Output the data in full and exactly as presented.
Start of Source records
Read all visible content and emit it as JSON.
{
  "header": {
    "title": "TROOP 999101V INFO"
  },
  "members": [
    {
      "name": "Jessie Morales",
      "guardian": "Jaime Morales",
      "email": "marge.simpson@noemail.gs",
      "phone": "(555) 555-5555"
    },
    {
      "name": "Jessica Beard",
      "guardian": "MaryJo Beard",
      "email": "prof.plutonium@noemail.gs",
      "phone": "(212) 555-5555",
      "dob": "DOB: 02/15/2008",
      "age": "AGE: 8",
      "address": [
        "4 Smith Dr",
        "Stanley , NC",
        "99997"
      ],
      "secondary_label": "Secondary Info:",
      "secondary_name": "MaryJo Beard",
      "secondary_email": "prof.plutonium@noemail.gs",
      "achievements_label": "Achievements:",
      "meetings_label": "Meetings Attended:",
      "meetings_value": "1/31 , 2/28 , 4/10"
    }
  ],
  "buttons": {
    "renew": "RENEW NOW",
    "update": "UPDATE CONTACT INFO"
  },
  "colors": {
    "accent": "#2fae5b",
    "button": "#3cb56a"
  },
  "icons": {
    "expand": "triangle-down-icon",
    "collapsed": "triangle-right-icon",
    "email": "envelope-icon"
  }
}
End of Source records
Result for this task:
Read all visible content and emit it as JSON.
{
  "header": {
    "title": "TROOP 999101V INFO"
  },
  "members": [
    {
      "name": "Jessie Morales",
      "guardian": "Jaime Morales",
      "email": "marge.simpson@noemail.gs",
      "phone": "(555) 555-5555"
    },
    {
      "name": "Jessica Beard",
      "guardian": "MaryJo Beard",
      "email": "prof.plutonium@noemail.gs",
      "phone": "(212) 555-5555",
      "dob": "DOB: 02/15/2008",
      "age": "AGE: 8",
      "address": [
        "4 Smith Dr",
        "Stanley , NC",
        "99997"
      ],
      "secondary_label": "Secondary Info:",
      "secondary_name": "MaryJo Beard",
      "secondary_email": "prof.plutonium@noemail.gs",
      "achievements_label": "Achievements:",
      "meetings_label": "Meetings Attended:",
      "meetings_value": "1/31 , 2/28 , 4/10"
    }
  ],
  "buttons": {
    "renew": "RENEW NOW",
    "update": "UPDATE CONTACT INFO"
  },
  "colors": {
    "accent": "#2fae5b",
    "button": "#3cb56a"
  },
  "icons": {
    "expand": "triangle-down-icon",
    "collapsed": "triangle-right-icon",
    "email": "envelope-icon"
  }
}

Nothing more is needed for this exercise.